It is also a challenge to engage Congress once more as a serious foreign policy partner, which is a role it played for much of the 20th century. The threadbare authorization for use of military force of 2001 for Afghanistan was reportedly trotted out yet again to justify the recent strike in Syria, as it has been for 40 military actions in almost 20 countries over the last two decades. No doubt Biden agrees it should be updated, but that duty falls to Congress, which remains full of toxic political division.

Getting this blueprint right for military action is difficult. The commander in chief power of the president provides him or her latitude to defend our country during emergencies, and an authorization for use of military force should respect that, but Congress is vested with the power to declare and fund wars. Bob Corker teamed up with Tim Kaine in a failed effort to find a new authorization for use of military force in 2018. Kaine is trying again in the Senate, but bipartisan action is now harder than ever.

Biden and his team know this and deserve credit for moving in areas that Republican giants like Richard Lugar and John McCain would have lauded. They are working as the “indispensable partner” to reconnect and rebuild our tattered alliances. They are confronting China and Russia for their bad behavior with intellectual property theft, human rights, and cyber attacks. They are wrestling with the best way to end the forever wars. But there is a new key ingredient, which is buy in from the public who must understand that these issues affect them. So part of the foreign policy doctrine of the administration is to engage Americans, and this new approach has a great chance to engage Congress and mobilize public opinion.

The misconception my constituents had around foreign aid came about years ago because it was viewed as unconnected from and unimportant to their lives. However, few would say that is the case on the coronavirus, climate change, or the rise of homegrown terrorism possibly inspired by foreign interests. Indeed, Biden and his team are taking the “foreign” out of foreign policy. All of us now have a stake in this. Bravo.

Jane Harman served nine terms as a member of Congress and is president emerita for the Woodrow Wilson International Center for Scholars based in Washington.
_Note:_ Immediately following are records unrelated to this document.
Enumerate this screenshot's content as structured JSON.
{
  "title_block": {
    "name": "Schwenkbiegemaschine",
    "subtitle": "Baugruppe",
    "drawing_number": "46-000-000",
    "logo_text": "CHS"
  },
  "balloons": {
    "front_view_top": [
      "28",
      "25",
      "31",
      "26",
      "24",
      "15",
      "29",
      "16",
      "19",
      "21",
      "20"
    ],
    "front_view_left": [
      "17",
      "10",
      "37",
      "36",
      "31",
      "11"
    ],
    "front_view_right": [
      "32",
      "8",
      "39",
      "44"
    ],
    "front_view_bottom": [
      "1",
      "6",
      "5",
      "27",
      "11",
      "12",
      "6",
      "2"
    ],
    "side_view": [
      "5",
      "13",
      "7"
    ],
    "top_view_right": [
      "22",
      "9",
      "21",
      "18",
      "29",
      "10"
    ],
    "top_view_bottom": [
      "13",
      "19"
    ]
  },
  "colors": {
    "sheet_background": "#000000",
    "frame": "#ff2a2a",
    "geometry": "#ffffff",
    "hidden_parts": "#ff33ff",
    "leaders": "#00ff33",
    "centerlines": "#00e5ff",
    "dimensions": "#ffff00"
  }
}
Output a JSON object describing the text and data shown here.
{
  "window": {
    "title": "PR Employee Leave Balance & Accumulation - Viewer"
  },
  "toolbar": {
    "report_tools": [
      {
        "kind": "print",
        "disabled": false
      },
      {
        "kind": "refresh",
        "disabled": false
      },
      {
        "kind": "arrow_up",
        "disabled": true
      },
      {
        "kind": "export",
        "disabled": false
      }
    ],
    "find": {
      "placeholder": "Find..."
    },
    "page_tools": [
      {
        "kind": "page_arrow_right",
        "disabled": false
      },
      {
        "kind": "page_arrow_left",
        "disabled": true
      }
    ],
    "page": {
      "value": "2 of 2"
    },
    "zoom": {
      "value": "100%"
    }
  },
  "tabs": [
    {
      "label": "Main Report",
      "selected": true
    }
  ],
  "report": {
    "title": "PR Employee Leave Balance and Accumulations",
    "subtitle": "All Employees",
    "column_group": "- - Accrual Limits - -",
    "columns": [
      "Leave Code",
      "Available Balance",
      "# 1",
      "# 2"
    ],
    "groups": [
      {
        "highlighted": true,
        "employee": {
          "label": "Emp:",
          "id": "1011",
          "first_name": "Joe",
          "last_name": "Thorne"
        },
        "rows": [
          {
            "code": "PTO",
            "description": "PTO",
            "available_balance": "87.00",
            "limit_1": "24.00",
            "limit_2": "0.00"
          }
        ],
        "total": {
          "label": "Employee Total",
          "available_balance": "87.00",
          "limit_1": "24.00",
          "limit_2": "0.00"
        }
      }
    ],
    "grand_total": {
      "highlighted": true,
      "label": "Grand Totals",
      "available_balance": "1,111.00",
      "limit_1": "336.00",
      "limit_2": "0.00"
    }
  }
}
She is the author of the new book “Insanity Defense: Why Our Failure To Confront Hard National Security Problems Makes Us Less Safe.”